The movie "Unbreakable" is about a man named David who at the beginning of the movie is shown being the only survivor of over 130 passengers on a tragic train crash. Along with being the only survivor of the crash, David left the crash without a scratch. A few days after the crash, David finds a note left on his car asking if he had ever been sick. The letter eventually leads David to a comic gallery that is owned by Elijah, who suffers from a disease that makes his bones very brittle and makes him very vulnerable to injuries. When David asks Elijah about the note, Elijah begins to explain his theory of how he believes that he is at one end of the stick which is being as fragile as glass meaning there must be someone who is on the opposite end, making him almost indestructible. Elijah tells David that after reading that David was the only survivor of the tragic train crash, he knew that David might be the person that he has been looking for. David feels as though what Elijah is talking about is nonsense and then leaves immediately. After meeting with David, Elijah continues to follow David and explain the theory that he has about himself and David's conditions. Along the way, Elijah also points out different "talents" David has but that no other man has. After Elijah had pointed out some of the extraordinary things that David was unaware of, David starts to think more about what he was told. He begins to lift weights and his son goes with him insisting to help. Without paying attention to how much weight his son had put on, David is able to lift the weight, and after setting it down, he asks how much was put on and finds out that he had just lift the most he had ever lifted in his life. After telling his son to remove some weight, thinking that he won't be able to lift that much weight again, he tries to bench press again. David at first struggles with the weight but is able to do a few reps, and after setting the weight down he asks his son how much he had taken off and the son then confesses that he had actually added more weight. David is shocked when he hears what his son had told him and the two continue to add weight to see how much David could lift. At one last attempt to get his theory across David, Elijah has David's wife help him rehab the leg that was shattered after falling down stairs, and during his physical therapy appointment Elijah learns more about David after talking with his wife. Fed up with Elijah constantly trying to get through to David, David goes to Elijah and tells him that he can in fact get hurt, telling Elijah how he almost drowned when he was younger. Elijah then explains that water and anything that has to do with water is David's weakness. It's his kryptonite. Again, David leaves the gallery confused and begins to recall all the accidents that he had gone through, in particular, the car accident that he and his wife had gone through when they were younger. While thinking about what happened the night of the accident, he realizes that he never was injured during the accident and that he had actually used his super strength to help his wife get out of the car. After his realization he goes to tell Elijah that he was right the whole time. Elijah explains to David that he does have extraordinary qualities and was meant to protect people. The movie ends with David saving women from a murderer and talking to Elijah and thanking him for everything he had done. But when David shakes hands with Elijah, he sees that Elijah has caused many accidents, including the train crash that David has survived. He tells David that every hero must have a rival and that he was it. David is shocked and leaves and later turns in Mr. Glass (Elijah) to the authorities.

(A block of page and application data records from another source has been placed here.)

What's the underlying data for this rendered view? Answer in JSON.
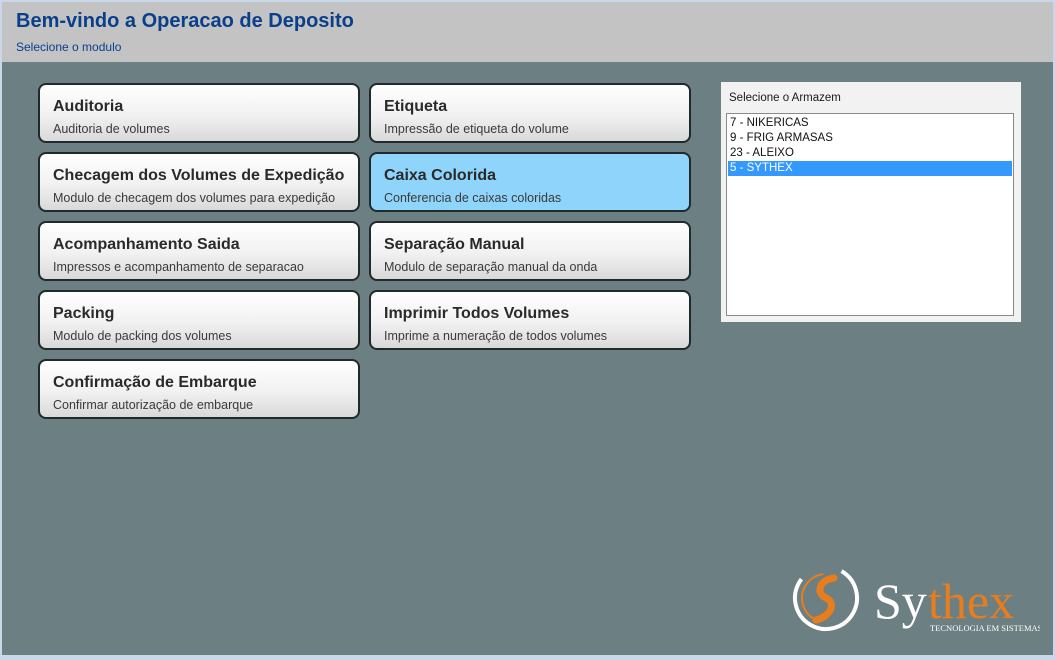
{
  "header": {
    "title": "Bem-vindo a Operacao de Deposito",
    "subtitle": "Selecione o modulo"
  },
  "modules": [
    {
      "title": "Auditoria",
      "description": "Auditoria de volumes"
    },
    {
      "title": "Etiqueta",
      "description": "Impressão de etiqueta do volume"
    },
    {
      "title": "Checagem dos Volumes de Expedição",
      "description": "Modulo de checagem dos volumes para expedição"
    },
    {
      "title": "Caixa Colorida",
      "description": "Conferencia de caixas coloridas",
      "selected": true
    },
    {
      "title": "Acompanhamento Saida",
      "description": "Impressos e acompanhamento de separacao"
    },
    {
      "title": "Separação Manual",
      "description": "Modulo de separação manual da onda"
    },
    {
      "title": "Packing",
      "description": "Modulo de packing dos volumes"
    },
    {
      "title": "Imprimir Todos Volumes",
      "description": "Imprime a numeração de todos volumes"
    },
    {
      "title": "Confirmação de Embarque",
      "description": "Confirmar autorização de embarque"
    }
  ],
  "warehouse": {
    "label": "Selecione o Armazem",
    "options": [
      "7 - NIKERICAS",
      "9 - FRIG ARMASAS",
      "23 - ALEIXO",
      "5 - SYTHEX"
    ],
    "selected_index": 3
  },
  "logo": {
    "name": "Sythex",
    "tagline": "TECNOLOGIA EM SISTEMAS"
  },
  "colors": {
    "title_blue": "#0a3f8c",
    "background": "#6c7f82",
    "header_bg": "#c3c3c3",
    "tile_selected": "#8fd4fb",
    "list_selected": "#3399ff",
    "logo_orange": "#e87d1e"
  }
}
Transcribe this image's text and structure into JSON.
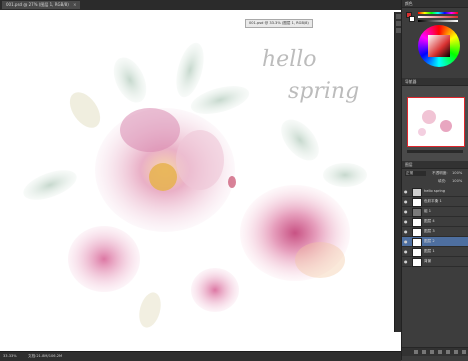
{
  "document": {
    "tab_title": "001.psd @ 27% (图层 1, RGB/8)",
    "floating_label": "001.psd @ 33.3% (图层 1, RGB/8)",
    "canvas_text_line1": "hello",
    "canvas_text_line2": "spring"
  },
  "status_bar": {
    "zoom": "33.33%",
    "doc_info": "文档:21.8M/106.2M"
  },
  "panels": {
    "color_tab": "颜色",
    "navigator_tab": "导航器",
    "layers_tab": "图层",
    "color_swatch_primary": "#d83030",
    "color_swatch_secondary": "#ffffff",
    "layers_blend_mode": "正常",
    "layers_opacity_label": "不透明度:",
    "layers_opacity_value": "100%",
    "layers_fill_label": "填充:",
    "layers_fill_value": "100%",
    "layers": [
      {
        "name": "hello spring",
        "selected": false
      },
      {
        "name": "色彩平衡 1",
        "selected": false
      },
      {
        "name": "组 1",
        "selected": false
      },
      {
        "name": "图层 4",
        "selected": false
      },
      {
        "name": "图层 3",
        "selected": false
      },
      {
        "name": "图层 2",
        "selected": true
      },
      {
        "name": "图层 1",
        "selected": false
      },
      {
        "name": "背景",
        "selected": false
      }
    ]
  },
  "colors": {
    "workspace": "#3c3c3c",
    "canvas": "#ffffff",
    "selection": "#4e6fa0",
    "navigator_frame": "#e0272d"
  }
}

This movie is very close to the comic of Superman that we read for class. David begins as a man who does not even realize that he has super powers even after surviving three horrible accidents and leaving them all without a scratch. Then, once he realizes that he does have extraordinary he uses them for good however, he decides to keep his true identity hidden. The whole story line was closely connected to that of Superman. Along with being closely tied to Superman the movie itself was pretty predictable just as Umberto Eco had explained in his article about the characteristics of mythological characters.